Slice the dough into 12 pieces by first dividing it in half, lengthwise, into 2 long rectangles. Use a sharp knife for this. Then divide each long rectangle into 6 squares.
Spread 1/2 of the streusel over 6 of the squares. Stack the dough squares without streusel on top of the ones with streusel. Spread the remaining streusel on top. Arrange the dough squares, two at a time, standing up on end into the loaf pan. As you squeeze the final squares in, it will flatten and raise the others up in the loaf pan so that they'll all be just a little below the top of the pan. Some streusel will inevitably fall off, just sprinkle that over the top of the bread dough.
Bake for 65 minutes. You may want to cover it with foil for the final 20 minutes, if you don't want it to brown too much.
Cool and drizzle on the lemon icing (recipe below).

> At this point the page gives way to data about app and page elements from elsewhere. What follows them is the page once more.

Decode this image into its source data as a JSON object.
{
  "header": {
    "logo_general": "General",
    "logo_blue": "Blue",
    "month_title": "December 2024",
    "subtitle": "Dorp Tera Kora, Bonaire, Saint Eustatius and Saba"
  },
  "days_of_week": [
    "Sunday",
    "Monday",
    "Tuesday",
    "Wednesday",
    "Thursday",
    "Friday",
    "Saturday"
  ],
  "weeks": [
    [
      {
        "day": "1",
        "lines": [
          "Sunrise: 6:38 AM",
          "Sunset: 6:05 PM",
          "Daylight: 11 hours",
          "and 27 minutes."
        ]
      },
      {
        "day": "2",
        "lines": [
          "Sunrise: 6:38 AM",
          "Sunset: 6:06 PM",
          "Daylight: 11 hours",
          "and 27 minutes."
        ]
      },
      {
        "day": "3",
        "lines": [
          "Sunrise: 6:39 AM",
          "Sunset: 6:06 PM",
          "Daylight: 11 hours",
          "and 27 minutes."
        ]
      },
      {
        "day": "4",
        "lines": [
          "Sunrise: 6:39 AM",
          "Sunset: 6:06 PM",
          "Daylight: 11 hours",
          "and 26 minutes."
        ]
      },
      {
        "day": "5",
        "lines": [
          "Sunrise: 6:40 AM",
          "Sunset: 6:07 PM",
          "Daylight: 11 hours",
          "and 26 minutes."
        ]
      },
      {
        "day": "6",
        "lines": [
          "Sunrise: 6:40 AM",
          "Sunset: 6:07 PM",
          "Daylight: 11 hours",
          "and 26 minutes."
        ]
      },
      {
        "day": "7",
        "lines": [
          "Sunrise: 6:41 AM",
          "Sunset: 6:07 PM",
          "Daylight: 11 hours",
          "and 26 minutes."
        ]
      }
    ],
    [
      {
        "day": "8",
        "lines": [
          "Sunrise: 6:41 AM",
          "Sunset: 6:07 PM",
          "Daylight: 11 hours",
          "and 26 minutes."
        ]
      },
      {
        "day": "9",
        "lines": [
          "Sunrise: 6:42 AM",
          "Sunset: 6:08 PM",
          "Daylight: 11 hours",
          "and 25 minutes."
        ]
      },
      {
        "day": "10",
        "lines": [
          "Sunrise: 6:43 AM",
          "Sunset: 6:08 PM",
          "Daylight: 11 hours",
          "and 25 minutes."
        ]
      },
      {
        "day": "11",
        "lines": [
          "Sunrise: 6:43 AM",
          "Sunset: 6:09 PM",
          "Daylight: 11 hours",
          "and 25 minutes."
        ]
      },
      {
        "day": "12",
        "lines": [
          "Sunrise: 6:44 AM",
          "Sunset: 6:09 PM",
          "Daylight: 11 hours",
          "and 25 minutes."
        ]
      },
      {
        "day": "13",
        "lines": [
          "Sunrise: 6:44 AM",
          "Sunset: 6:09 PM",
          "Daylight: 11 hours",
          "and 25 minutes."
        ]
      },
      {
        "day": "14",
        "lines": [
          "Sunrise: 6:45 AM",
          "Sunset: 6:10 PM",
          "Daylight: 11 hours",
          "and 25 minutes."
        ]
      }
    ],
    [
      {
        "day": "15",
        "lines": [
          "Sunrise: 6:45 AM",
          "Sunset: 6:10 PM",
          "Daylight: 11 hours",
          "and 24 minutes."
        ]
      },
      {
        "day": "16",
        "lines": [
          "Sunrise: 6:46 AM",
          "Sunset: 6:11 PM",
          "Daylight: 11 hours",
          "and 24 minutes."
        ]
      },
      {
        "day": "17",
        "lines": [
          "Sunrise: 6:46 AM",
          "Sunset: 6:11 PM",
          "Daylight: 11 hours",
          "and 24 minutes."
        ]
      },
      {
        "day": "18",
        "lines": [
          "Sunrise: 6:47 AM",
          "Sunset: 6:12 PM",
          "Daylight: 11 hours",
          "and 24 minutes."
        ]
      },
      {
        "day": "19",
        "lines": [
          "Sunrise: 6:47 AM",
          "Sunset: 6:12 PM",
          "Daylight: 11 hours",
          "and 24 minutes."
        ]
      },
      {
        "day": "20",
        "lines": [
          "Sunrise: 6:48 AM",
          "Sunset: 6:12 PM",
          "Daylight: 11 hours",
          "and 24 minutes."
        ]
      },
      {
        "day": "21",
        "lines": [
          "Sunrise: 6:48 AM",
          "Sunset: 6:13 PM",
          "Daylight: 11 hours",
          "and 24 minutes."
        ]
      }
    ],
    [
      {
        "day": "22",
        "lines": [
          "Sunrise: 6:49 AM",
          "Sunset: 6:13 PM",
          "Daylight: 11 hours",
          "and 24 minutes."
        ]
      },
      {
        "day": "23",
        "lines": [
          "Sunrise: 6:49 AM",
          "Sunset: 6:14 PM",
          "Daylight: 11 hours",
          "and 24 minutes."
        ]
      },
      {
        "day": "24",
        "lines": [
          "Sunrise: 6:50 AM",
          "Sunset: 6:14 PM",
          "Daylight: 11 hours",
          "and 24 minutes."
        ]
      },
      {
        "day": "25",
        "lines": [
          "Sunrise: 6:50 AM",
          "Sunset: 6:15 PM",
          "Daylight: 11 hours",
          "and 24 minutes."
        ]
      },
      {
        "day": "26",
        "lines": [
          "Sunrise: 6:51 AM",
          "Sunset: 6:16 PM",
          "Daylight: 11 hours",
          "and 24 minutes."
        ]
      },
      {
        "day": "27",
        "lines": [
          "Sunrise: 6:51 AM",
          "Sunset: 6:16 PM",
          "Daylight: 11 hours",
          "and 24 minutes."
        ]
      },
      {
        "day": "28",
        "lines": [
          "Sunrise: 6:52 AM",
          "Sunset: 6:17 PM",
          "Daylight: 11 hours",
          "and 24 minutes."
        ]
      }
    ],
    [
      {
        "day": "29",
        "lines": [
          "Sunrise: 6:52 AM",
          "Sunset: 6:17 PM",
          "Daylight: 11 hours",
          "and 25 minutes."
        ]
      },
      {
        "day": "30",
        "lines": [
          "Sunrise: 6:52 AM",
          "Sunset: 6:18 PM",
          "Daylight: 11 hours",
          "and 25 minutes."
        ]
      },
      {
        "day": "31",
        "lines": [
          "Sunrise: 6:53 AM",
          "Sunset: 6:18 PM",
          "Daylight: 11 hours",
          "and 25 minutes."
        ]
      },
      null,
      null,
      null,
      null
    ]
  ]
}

Sift the powdered sugar, and stir in the lemon juice using a fork, until an icing forms.
Today, our Bread Bakers group is all about breakfast breads. If you’re looking for some ideas for this weekend, go check these out!
- Blueberry Buttermilk Scones by Mayuri’s Jikoni
- Breakfast Monkey Bread by Cindy’s Recipes and Writings
- Butter Enriched Milk Bread by Ambrosia
- Carrot Paneer Parathas by Sneha’s Recipe
- Easy Sourdough Popovers by Cook’s Hideout
- Jalapeño and Cheddar Bagels by Karen’s Kitchen Stories
- Low Carb Cinnamon Raisin Biscuits by Palatable Pastime
- Multigrain Aloo Methi Paratha by Sizzling Tastebuds
- Paczki with Lemon Cream Filling by All That’s Left Are The Crumbs
- Ponco – Bacon-fried Batter by Food Lust People Love
- Spice Island Breakfast Muffins by A Day in the Life on the Farm
- Vegetable and Tofu Steamed Bao by Herbivore Cucina
- Yogurt Honey Wholemeal Loaf by Cook with Renu
#BreadBakers is a group of bread loving bakers who get together once a month to bake bread with a common ingredient or theme. Follow our Pinterest board right here. Links are also updated each month on this home page.